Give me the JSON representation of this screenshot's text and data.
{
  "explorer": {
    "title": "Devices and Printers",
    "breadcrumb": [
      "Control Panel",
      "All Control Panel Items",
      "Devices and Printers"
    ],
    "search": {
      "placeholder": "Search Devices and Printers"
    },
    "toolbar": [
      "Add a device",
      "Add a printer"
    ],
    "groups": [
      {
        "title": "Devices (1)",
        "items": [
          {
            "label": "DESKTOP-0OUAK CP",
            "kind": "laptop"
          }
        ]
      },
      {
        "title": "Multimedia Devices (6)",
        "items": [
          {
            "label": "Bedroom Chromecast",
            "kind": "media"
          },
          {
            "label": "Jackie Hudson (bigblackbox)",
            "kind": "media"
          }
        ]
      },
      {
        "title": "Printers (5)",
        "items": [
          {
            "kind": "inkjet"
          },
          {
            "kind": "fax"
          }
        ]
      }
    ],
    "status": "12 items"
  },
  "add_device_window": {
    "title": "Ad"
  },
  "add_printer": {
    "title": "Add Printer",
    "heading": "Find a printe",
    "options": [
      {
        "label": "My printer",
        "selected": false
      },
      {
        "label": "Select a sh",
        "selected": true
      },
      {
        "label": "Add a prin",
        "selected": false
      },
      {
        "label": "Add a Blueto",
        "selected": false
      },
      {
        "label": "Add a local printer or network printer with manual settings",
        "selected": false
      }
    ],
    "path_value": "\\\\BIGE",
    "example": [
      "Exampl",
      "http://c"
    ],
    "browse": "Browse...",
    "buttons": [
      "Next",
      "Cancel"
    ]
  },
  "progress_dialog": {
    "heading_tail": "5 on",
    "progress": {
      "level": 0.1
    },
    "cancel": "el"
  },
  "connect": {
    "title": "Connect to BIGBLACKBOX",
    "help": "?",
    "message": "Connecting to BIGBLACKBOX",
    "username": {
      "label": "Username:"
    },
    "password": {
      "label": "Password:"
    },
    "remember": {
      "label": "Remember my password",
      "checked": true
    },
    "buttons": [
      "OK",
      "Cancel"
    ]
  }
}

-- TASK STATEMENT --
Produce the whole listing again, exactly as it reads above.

-- COMPLETED EXERCISE --
Give me the JSON representation of this screenshot's text and data.
{
  "explorer": {
    "title": "Devices and Printers",
    "breadcrumb": [
      "Control Panel",
      "All Control Panel Items",
      "Devices and Printers"
    ],
    "search": {
      "placeholder": "Search Devices and Printers"
    },
    "toolbar": [
      "Add a device",
      "Add a printer"
    ],
    "groups": [
      {
        "title": "Devices (1)",
        "items": [
          {
            "label": "DESKTOP-0OUAK CP",
            "kind": "laptop"
          }
        ]
      },
      {
        "title": "Multimedia Devices (6)",
        "items": [
          {
            "label": "Bedroom Chromecast",
            "kind": "media"
          },
          {
            "label": "Jackie Hudson (bigblackbox)",
            "kind": "media"
          }
        ]
      },
      {
        "title": "Printers (5)",
        "items": [
          {
            "kind": "inkjet"
          },
          {
            "kind": "fax"
          }
        ]
      }
    ],
    "status": "12 items"
  },
  "add_device_window": {
    "title": "Ad"
  },
  "add_printer": {
    "title": "Add Printer",
    "heading": "Find a printe",
    "options": [
      {
        "label": "My printer",
        "selected": false
      },
      {
        "label": "Select a sh",
        "selected": true
      },
      {
        "label": "Add a prin",
        "selected": false
      },
      {
        "label": "Add a Blueto",
        "selected": false
      },
      {
        "label": "Add a local printer or network printer with manual settings",
        "selected": false
      }
    ],
    "path_value": "\\\\BIGE",
    "example": [
      "Exampl",
      "http://c"
    ],
    "browse": "Browse...",
    "buttons": [
      "Next",
      "Cancel"
    ]
  },
  "progress_dialog": {
    "heading_tail": "5 on",
    "progress": {
      "level": 0.1
    },
    "cancel": "el"
  },
  "connect": {
    "title": "Connect to BIGBLACKBOX",
    "help": "?",
    "message": "Connecting to BIGBLACKBOX",
    "username": {
      "label": "Username:"
    },
    "password": {
      "label": "Password:"
    },
    "remember": {
      "label": "Remember my password",
      "checked": true
    },
    "buttons": [
      "OK",
      "Cancel"
    ]
  }
}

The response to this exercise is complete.